The small Scottish airport with a hefty U.S. Defense Department contract near Donald Trump’s Turnberry golf resort has “routinely” arranged hundreds of nights of lodging for military aircrews on refueling layovers at the president’s property and at other area hotels, a spokesperson told The Scotsman newspaper.
The U.S. contract with the remote airport just 23 miles from Trump’s club is under investigation by a House committee — as are stays at the resort by U.S. military personnel. The Air Force has also launched a probe into how the Turnberry accommodations were chosen.
Staff at the Glasgow Prestwick Airport reserved 208 nights for U.S. aircrews last year, up from 116 the previous year, during refueling layovers, the airport told The Scotsman. The number of overnight stays the first eight months of this year is already at 220, the newspaper reported.
The airport spokesperson did not reveal how many of those nights were at Trump’s resort or at some of the other dozen or so hotels in the area the airport uses. He said stays at Turnberry accounted for a “small percentage” of the total number of nights. A representative of the Trump Organization told The New York Times on Saturday that military personnel have stayed a few times at Turnberry.
An Air Force official told the Times that Turnberry was the closest and least expensive of area options, although he was referring to questions about a particular stay in March. Politico has identified four different stays by a total of 60 military personnel from last September to June of this year.
The Prestwick tally was reported Monday, the same day that the commander in chief tweeted that lodging in his resort by U.S. military personnel “HAS NOTHING TO DO” with him. Trump also managed to tout his business in the same tweet, pointing out that service members staying at Turnberry “have good taste.”
I know nothing about an Air Force plane landing at an airport (which I do not own and have nothing to do with) near Turnberry Resort (which I do own) in Scotland, and filling up with fuel, with the crew staying overnight at Turnberry (they have good taste!). NOTHING TO DO WITH ME

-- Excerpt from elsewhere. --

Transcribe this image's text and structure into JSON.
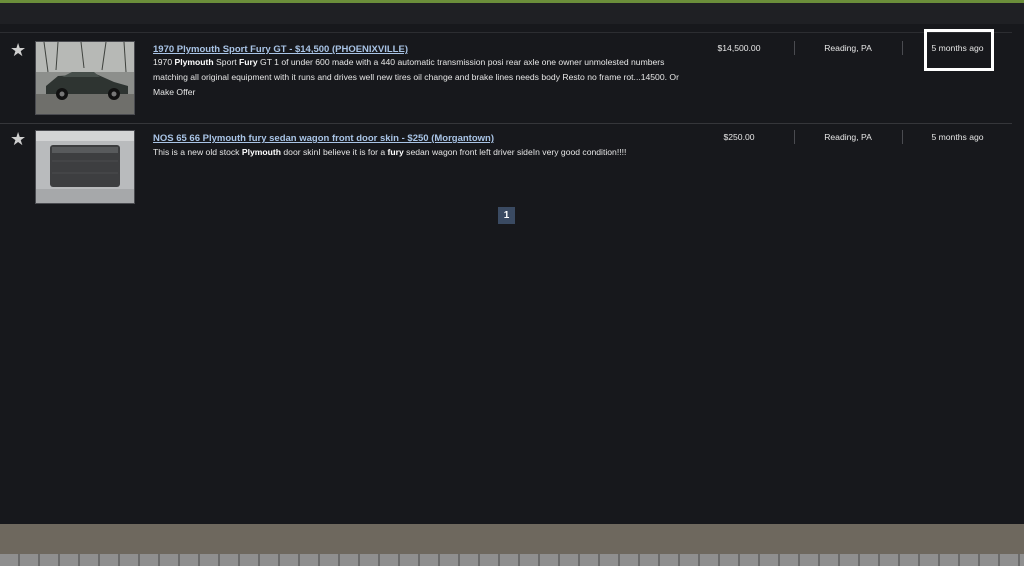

— Donald J. Trump (@realDonaldTrump) September 9, 2019
The House Oversight Committee is investigating if taxpayer money is being used to prop up both the president’s resort and Prestwick, which is owned by the Scottish government and is a key pipeline to Turnberry. Both operations had been struggling financially, but Turnberry income was up by millions last year, and the Pentagon is now Prestwick’s biggest customer.
Such an intentional arrangement to boost the president’s personal income could be a violation of anti-corruption provisions of the U.S. Constitution. The Defense Department has so far refused to turn over documents requested by the House committee in a June letter that was first obtained by Politico.
Prestwick’s contract with the Defense Department could reap as much as $21 million for the airport when it expires this month, according to The Scotsman. The newspaper said a new contract to take effect in October will be for even more fuel and will extend to 2024.
Politico initially uncovered a stay in March by an aircrew en route from the U.S. to Kuwait that included discounted rooms and free golf passes. The Prestwick spokesperson said that, although staff arranges lodging, the airport does not take a commission and the aircrews “settle their bills directly with the hotels involved. He added: “We do not offer free rounds of golf at Trump Turnberry for any air crew.”
On Friday, the House Oversight Committee announced that it would investigate Vice President Mike Pence’s controversial stay at Trump’s Doonbeg golf resort in Ireland last week even though his official meetings were 182 miles away, in Dublin. The House Judiciary Committee said it would look into the president’s suggestion that next year’s Group of Seven international summit be held at his Miami golf resort.
— Donald J. Trump (@realDonaldTrump) November 14, 2014 Download REAL LIFE. REAL NEWS. REAL VOICES. Help us tell more of the stories that matter from voices that too often remain unheard. Join HuffPost Plus